Led by the US Department of Energy’s (DOE’s) Lawrence Berkeley National Laboratory, the ExaStar project is working to deliver an exascale application for stellar explosions, including supernovae and neutron star mergers, as part of the DOE’s Exascale Computing Project (ECP). Such simulations will help scientists explain the origin of elements heavier than iron in the universe and answer other fundamental physics questions, such as the source of gravitational waves and the behavior of matter at extreme densities.
Production of an exascale-capable environment requires access to HPC resources for the purpose of application and software testing and development. Facility Resource Utilization is a collaboration between ECP and DOE HPC facilities to ensure effective access to current production systems and pre-exascale, and exascale computers.
For applications to take full advantage of exascale hardware and software, a robust developer training and productivity program keeps application and software team members, staff, and other stakeholders abreast of emerging technologies. This effort is a close collaboration of Facilities, vendors, and the ECP community.
Application Integration ensures that ECP applications are appropriately targeting DOE exascale architectures and that the facilities are aware of ongoing application development effort and can contribute their experience and expertise in porting applications to the facility architectures.
Through close partnership with ECP code teams, DOE HPC Facilities, and vendors, the Software Deployment team deploys and integrates an exascale software stack and deploys a software integration and testing capability at the Facilities to support continuous integration with site environments, including container technologies and software development kits.

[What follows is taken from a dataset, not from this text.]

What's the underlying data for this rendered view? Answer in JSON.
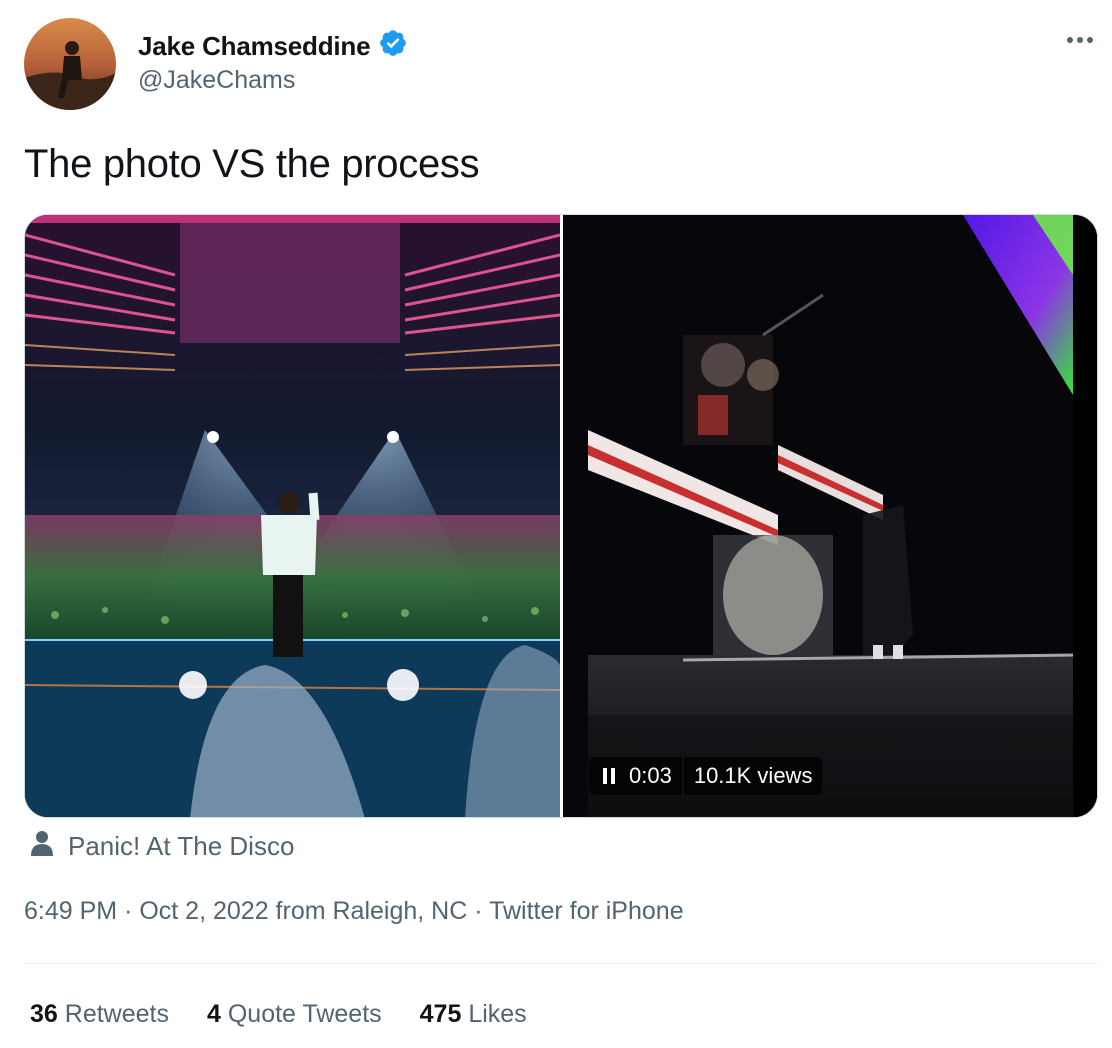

Additive Manufacturing (AM) is revolutionizing manufacturing, allowing construction of complex parts not readily fabricated by traditional techniques. Although there has been significant interest and investment in AM, the fraction of this investment devoted to modeling and simulation is relatively small and not focused on the development of high-fidelity predictive models but instead on reduced-order models for industry use. The Exascale Additive Manufacturing project (ExaAM) represents a unique opportunity to use exascale simulation to enable the design of AM components with location-specific properties and acceleration of performance certification.
Programmer productivity and performance portability are two of the most important challenges facing users of exascale architectures that include heterogeneous compute nodes, deep memory hierarchies, and persistent memory.

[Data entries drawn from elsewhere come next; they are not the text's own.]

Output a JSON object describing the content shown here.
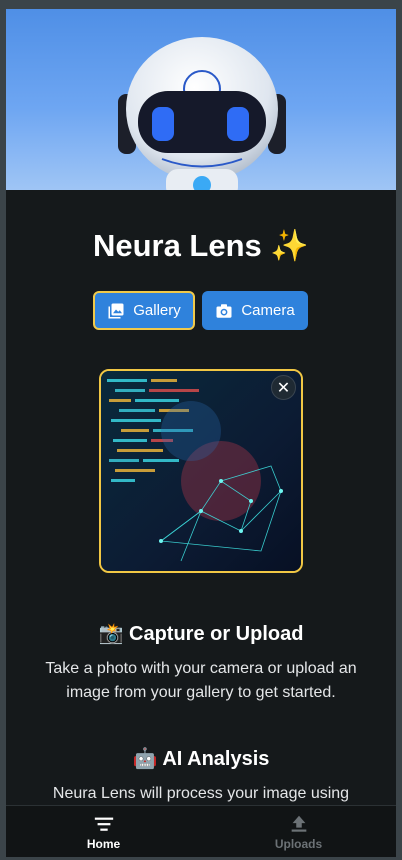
{
  "header": {
    "title": "Neura Lens",
    "title_emoji": "✨"
  },
  "actions": {
    "gallery_label": "Gallery",
    "camera_label": "Camera"
  },
  "preview": {
    "close_symbol": "✕"
  },
  "sections": [
    {
      "emoji": "📸",
      "title": "Capture or Upload",
      "text": "Take a photo with your camera or upload an image from your gallery to get started."
    },
    {
      "emoji": "🤖",
      "title": "AI Analysis",
      "text": "Neura Lens will process your image using"
    }
  ],
  "nav": {
    "home_label": "Home",
    "uploads_label": "Uploads"
  },
  "colors": {
    "accent": "#2f82dc",
    "highlight": "#f1c744",
    "background": "#15191b"
  },
  "icons": {
    "gallery": "image-gallery-icon",
    "camera": "camera-icon",
    "close": "close-icon",
    "home": "menu-lines-icon",
    "uploads": "upload-icon"
  }
}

The Adaptable I/O Systems (ADIOS) is designed to tackle data management challenges posed by large-scale science applications running on high-performance computers that require, for example, code-to-code coupling for multiphysics and multiscale applications and code-to-service coupling for data analysis and visualization.
The QMCPACK project is employing QMC methods to attack this problem since they robustly deliver highly accurate calculations of complex materials that do not artificially bias solutions of a given character.
Small modular reactors (SMRs) and advanced reactor concepts (ARCs) will deliver clean, flexible, reliable, and affordable electricity while avoiding the traditional limitations of large nuclear reactor designs, including high capital costs and long construction timelines